■ WORK REQUIRED: How many lines in the records below include "JSON"? Answer with the number only.

┌─ SOURCE INFORMATION

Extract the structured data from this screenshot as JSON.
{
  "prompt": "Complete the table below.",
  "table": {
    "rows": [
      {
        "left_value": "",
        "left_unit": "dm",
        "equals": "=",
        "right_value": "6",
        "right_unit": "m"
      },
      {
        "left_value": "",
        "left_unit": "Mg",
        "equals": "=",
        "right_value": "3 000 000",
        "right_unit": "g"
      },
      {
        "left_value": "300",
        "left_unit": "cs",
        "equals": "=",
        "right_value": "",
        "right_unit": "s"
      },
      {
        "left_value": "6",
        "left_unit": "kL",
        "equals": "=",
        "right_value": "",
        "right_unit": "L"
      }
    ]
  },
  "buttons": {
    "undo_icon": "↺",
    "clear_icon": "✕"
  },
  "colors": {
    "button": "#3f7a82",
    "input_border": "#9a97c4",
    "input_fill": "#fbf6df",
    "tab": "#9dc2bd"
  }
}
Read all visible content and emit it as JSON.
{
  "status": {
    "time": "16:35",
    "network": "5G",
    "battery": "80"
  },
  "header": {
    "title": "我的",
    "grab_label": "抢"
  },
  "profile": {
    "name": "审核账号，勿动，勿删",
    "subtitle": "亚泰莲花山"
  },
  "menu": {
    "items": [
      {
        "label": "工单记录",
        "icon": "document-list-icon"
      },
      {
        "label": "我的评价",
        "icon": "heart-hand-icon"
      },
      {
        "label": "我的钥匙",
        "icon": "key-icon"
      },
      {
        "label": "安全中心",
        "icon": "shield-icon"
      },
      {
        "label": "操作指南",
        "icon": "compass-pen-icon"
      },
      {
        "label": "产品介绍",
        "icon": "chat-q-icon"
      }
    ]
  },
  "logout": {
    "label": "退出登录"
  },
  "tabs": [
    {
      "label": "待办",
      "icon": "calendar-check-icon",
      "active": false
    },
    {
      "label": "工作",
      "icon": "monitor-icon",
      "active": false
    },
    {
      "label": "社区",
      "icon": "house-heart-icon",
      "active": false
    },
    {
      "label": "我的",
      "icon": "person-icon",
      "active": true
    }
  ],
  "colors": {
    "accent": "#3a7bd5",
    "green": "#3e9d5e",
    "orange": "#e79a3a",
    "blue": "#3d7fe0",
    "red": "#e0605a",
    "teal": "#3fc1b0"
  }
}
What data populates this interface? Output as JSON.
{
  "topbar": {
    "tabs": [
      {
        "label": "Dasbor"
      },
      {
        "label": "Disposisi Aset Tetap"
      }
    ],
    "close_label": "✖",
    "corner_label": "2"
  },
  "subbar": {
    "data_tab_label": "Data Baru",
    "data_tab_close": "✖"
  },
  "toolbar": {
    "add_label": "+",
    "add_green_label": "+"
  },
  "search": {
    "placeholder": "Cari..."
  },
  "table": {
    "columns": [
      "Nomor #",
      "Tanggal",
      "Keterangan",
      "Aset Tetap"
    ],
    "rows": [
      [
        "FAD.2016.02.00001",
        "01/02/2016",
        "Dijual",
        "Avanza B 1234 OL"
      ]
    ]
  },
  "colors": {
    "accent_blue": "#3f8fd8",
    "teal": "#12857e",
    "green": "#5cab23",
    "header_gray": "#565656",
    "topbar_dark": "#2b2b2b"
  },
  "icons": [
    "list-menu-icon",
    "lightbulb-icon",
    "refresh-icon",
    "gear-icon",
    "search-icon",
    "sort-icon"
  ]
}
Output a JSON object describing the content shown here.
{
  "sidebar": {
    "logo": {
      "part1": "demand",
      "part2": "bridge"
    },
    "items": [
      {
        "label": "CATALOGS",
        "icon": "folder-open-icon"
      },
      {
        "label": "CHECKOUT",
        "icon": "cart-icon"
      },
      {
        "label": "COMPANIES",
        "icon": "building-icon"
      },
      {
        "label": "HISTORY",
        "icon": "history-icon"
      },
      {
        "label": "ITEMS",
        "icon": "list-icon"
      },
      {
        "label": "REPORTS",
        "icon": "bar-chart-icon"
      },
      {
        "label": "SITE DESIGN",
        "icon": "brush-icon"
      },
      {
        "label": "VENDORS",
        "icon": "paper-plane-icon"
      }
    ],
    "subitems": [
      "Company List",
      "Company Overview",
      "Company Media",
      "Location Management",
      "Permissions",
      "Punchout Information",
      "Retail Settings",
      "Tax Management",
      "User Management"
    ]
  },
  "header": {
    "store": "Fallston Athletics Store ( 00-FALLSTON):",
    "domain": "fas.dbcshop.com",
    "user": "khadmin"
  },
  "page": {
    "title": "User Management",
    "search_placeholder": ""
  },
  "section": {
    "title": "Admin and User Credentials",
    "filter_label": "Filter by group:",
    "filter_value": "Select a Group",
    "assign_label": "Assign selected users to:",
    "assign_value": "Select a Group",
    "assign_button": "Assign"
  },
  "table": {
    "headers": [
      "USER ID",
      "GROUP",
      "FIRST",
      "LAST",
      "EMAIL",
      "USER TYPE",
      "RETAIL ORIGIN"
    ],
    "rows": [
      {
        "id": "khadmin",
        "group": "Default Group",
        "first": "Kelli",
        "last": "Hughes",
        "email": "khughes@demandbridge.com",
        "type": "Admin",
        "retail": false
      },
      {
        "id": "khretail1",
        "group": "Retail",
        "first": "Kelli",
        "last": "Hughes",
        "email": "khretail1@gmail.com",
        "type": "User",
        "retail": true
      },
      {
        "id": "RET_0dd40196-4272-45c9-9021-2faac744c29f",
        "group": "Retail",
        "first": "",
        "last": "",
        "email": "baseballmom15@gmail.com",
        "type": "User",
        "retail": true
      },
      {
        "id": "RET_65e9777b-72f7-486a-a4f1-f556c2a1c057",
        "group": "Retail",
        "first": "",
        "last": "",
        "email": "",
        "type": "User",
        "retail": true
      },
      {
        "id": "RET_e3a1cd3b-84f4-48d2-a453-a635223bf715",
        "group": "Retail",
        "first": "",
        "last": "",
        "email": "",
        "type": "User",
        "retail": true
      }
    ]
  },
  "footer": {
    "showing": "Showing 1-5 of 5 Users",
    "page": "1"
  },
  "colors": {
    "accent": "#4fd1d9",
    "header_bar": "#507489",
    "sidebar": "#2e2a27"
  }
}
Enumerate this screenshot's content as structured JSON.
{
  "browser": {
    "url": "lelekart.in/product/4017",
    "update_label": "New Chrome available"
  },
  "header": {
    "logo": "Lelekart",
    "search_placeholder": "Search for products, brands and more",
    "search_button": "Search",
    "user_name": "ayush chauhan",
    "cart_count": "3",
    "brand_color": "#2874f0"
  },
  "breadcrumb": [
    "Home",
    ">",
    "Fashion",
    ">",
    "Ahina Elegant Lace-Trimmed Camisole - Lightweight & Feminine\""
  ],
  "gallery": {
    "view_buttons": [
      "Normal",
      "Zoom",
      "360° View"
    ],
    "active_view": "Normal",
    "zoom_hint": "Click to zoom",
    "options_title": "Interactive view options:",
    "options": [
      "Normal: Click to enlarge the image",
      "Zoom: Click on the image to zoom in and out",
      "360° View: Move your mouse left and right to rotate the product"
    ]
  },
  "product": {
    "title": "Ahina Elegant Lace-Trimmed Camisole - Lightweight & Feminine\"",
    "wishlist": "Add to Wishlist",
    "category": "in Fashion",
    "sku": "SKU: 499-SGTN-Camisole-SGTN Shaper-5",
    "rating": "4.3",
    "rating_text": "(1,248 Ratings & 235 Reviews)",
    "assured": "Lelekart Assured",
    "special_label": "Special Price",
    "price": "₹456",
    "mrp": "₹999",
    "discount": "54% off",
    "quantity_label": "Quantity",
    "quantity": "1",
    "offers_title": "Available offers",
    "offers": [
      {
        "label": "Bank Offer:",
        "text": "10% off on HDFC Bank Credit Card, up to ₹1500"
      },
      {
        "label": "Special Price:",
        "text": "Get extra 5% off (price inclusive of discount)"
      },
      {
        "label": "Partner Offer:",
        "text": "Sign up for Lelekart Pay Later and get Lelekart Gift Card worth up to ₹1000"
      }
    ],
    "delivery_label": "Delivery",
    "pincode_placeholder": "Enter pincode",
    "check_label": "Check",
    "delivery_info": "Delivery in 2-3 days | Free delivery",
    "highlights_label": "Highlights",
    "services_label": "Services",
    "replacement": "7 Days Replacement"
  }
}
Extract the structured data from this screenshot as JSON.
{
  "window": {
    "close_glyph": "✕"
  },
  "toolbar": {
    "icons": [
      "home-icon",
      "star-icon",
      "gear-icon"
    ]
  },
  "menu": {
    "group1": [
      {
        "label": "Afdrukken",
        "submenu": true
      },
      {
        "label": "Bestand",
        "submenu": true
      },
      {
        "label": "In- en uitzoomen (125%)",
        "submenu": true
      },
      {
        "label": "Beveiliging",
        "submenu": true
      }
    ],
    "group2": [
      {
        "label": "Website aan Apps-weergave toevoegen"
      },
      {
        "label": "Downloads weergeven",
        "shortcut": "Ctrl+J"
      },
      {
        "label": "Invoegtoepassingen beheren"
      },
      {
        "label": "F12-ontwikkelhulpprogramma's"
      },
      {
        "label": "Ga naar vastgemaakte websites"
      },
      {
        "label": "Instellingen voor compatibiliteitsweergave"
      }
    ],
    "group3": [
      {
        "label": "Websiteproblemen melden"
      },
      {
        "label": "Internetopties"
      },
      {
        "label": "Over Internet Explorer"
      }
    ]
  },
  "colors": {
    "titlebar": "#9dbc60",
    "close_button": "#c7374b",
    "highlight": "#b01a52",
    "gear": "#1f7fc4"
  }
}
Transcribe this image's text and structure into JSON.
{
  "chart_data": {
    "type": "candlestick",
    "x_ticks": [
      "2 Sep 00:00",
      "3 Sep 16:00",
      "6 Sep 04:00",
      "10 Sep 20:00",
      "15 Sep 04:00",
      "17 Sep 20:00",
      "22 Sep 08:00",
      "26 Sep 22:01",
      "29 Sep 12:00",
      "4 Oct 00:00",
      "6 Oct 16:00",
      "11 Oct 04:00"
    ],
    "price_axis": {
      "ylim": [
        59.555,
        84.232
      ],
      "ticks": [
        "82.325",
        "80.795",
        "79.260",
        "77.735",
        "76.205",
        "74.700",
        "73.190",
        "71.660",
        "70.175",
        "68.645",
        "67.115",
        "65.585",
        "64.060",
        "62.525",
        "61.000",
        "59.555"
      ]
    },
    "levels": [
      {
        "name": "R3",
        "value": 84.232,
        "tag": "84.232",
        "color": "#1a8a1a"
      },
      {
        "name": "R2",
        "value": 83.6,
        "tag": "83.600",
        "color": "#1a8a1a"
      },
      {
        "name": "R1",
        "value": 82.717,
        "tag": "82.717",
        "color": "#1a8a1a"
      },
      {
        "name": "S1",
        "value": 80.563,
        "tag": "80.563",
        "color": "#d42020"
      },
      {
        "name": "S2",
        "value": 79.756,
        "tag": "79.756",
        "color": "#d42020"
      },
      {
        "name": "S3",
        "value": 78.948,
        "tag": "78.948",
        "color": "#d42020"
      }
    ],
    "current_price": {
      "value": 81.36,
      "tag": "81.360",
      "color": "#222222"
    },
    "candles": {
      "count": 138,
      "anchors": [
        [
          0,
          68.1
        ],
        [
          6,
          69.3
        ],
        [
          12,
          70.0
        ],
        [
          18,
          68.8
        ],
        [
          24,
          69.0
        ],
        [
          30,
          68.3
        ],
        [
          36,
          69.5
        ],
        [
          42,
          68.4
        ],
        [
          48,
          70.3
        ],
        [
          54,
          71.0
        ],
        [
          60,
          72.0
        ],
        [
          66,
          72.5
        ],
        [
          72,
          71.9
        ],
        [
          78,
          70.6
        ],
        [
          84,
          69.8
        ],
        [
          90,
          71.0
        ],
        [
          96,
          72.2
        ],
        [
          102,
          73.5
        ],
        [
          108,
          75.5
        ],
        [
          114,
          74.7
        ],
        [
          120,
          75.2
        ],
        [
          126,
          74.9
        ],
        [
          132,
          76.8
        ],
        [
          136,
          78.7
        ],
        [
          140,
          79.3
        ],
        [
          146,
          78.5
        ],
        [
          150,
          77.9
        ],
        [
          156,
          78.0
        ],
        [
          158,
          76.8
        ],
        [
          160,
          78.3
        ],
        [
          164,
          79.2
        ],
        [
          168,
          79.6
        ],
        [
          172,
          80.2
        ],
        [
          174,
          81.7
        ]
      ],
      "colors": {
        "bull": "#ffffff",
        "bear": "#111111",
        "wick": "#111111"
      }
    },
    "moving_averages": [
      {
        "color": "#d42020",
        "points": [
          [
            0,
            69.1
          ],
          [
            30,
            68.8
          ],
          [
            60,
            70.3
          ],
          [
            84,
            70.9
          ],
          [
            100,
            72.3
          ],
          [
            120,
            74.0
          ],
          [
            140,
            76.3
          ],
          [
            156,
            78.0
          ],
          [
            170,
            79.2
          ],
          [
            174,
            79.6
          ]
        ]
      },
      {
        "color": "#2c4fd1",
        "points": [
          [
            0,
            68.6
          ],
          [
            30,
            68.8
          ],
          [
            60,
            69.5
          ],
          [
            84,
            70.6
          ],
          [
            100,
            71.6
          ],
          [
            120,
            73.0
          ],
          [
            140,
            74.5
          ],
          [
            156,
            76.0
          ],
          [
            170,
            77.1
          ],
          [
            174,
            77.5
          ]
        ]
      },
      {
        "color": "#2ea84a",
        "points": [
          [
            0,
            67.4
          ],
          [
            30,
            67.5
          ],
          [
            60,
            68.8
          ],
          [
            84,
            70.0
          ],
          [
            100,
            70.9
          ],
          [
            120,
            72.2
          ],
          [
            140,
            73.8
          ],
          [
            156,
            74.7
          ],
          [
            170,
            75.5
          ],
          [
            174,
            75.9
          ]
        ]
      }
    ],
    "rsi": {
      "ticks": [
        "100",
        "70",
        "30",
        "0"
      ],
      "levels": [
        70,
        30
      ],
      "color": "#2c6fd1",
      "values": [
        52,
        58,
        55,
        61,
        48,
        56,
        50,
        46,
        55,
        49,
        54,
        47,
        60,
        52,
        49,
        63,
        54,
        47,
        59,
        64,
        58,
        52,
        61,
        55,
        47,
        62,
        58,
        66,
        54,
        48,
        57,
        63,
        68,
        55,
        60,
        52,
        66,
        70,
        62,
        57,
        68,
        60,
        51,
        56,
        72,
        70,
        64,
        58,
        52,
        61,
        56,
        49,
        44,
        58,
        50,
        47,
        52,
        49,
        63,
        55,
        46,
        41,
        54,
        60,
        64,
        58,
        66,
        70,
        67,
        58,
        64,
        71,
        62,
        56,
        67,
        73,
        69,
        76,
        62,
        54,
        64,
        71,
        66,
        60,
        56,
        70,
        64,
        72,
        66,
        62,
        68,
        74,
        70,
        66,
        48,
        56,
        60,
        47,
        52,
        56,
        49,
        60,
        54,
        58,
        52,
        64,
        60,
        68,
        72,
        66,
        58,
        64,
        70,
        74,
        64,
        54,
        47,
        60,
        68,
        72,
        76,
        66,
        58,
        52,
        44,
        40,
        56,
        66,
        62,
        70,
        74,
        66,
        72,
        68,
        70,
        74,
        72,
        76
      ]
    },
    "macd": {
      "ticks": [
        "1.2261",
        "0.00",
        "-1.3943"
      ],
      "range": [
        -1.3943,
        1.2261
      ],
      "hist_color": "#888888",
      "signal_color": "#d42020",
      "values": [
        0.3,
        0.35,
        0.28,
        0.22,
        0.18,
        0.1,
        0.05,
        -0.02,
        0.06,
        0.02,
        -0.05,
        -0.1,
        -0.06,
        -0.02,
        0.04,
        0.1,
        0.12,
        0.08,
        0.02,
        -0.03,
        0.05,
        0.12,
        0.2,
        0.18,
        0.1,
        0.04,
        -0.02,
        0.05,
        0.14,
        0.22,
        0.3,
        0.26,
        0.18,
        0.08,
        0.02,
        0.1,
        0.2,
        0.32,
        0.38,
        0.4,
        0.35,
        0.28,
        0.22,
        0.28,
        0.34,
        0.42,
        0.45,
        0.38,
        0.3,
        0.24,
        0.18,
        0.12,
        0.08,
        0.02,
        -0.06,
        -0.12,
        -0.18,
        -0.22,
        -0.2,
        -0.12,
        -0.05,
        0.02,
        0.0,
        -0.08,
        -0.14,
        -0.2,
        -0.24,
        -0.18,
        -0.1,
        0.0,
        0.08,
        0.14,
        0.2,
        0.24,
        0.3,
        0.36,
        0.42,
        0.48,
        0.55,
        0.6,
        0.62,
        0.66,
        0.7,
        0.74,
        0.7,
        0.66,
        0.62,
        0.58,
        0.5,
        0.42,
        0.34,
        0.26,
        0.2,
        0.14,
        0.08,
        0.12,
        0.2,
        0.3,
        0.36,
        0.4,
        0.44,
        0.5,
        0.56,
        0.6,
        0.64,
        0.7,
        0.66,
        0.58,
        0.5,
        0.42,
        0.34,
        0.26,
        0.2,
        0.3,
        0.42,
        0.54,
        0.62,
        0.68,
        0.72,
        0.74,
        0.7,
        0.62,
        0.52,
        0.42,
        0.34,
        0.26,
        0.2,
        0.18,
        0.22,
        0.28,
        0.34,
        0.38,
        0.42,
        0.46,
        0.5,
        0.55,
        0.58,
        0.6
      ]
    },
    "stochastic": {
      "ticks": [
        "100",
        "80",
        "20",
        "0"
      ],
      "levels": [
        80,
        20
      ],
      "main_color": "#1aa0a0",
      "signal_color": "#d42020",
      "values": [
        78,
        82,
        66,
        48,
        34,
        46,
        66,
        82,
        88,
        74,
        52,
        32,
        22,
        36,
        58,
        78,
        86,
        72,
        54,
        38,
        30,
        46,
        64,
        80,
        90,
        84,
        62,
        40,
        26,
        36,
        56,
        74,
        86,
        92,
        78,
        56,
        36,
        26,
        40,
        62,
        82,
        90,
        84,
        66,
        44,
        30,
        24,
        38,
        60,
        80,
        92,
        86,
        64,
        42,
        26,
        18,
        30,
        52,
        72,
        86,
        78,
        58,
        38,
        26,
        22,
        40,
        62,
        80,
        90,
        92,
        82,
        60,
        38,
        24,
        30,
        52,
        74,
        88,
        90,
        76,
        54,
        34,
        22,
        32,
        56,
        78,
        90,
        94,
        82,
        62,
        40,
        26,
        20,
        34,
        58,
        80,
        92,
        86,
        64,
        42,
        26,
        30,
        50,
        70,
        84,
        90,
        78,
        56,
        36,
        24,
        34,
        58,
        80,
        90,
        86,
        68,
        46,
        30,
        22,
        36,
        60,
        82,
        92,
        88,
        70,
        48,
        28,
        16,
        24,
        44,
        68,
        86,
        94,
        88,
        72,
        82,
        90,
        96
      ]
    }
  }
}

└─

■ RESPONSE: 7